A number of hormones are used by the body to help motivate the kidneys and spur them into action. For example, during dehydration, the brain will produce a hormone that causes the kidneys to produce less urine in a more concentrated form, which helps conserve water. This is one reason that the urine of someone who is dehydrated will be much darker in color than someone who is well hydrated. Similarly, the amount of salt that is passed out of the body is related to how hydrated the person is.

The kidneys also are a crucial component involved with the creation of Vitamin D and also create several important hormones, which helps to promote bone marrow growth, as well as regulating blood pressure.

What Happens When the Kidneys Stop Working?

There are many factors that can cause a kidney to stop working, or fail, which can have a major impact on the health of the individual.
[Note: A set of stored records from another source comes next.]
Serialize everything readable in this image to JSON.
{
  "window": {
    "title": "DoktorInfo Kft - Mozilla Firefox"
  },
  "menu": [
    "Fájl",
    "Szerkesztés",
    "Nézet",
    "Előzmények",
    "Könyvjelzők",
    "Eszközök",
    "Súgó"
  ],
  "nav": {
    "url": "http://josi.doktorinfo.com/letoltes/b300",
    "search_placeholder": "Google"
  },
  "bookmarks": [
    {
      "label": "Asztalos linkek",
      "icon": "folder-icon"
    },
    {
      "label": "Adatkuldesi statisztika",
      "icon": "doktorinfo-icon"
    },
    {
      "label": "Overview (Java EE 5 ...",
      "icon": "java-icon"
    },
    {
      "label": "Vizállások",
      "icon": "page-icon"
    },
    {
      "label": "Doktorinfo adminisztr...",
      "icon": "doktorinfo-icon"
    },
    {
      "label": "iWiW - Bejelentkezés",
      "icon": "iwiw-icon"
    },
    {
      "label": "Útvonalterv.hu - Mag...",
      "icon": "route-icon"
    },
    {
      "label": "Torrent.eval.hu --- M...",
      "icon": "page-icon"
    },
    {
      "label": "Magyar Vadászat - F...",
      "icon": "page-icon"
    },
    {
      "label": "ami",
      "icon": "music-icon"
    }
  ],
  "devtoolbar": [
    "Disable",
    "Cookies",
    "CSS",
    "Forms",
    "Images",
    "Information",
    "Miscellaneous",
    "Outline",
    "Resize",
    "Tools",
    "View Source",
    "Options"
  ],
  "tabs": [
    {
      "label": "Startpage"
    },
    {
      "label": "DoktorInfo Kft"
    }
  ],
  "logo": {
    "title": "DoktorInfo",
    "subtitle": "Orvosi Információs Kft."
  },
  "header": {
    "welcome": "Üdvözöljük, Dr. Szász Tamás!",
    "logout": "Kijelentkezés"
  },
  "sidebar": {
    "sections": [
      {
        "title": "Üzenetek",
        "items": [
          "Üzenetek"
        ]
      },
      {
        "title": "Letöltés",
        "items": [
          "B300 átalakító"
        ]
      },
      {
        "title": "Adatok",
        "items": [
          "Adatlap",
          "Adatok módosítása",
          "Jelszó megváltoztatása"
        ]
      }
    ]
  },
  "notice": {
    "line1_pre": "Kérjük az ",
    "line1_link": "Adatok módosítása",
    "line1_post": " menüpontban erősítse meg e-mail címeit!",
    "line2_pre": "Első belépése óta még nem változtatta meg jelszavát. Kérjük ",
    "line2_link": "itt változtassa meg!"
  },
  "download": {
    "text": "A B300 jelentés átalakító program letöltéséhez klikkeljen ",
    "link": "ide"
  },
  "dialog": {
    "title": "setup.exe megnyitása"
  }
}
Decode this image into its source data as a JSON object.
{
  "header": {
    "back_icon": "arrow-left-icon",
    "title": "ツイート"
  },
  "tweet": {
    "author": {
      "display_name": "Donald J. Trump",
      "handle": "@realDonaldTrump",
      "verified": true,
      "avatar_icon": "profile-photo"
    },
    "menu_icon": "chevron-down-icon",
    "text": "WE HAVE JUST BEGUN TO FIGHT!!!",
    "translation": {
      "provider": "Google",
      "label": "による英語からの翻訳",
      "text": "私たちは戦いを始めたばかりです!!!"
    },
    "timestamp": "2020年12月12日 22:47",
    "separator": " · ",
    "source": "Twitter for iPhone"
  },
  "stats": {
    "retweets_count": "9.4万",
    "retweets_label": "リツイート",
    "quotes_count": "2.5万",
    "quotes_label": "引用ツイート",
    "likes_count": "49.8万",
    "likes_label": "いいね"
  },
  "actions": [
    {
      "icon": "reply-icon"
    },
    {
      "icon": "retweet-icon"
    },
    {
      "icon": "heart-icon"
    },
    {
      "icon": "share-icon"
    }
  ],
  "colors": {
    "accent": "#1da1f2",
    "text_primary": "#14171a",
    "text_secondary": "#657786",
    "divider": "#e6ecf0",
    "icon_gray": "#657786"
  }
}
Often, kidney failure is the result of medications, but it can also be caused by disease, as well as blocked urine flow.

One of the most common problems to occur during kidney failure is that the amount of urine that is output drops dramatically, while toxins build up in the blood stream.

There are two types of kidney failure, chronic and acute, with the latter being reversible, sometimes clearing up in only a few weeks, while the former typically not being reversible. Symptoms of kidney failure usually show up when the kidney is at about 66% functionality and by the time it drops to around 15% functionality, it will be necessary to receive a kidney transplant or use dialysis, which is a medical process used to simulate the duties of a healthy kidney.

Since most of those with Kidney problems do not know it right away, the figures on how many people suffer from related disorders is questionable at best. Usually, figures include only those in the final stages of kidney failure, who are on dialysis or waiting for a kidney transplant. It is estimated that only 10% of those suffering from chronic kidney failure are aware they are at risk.

No Comments Yet

Add Comment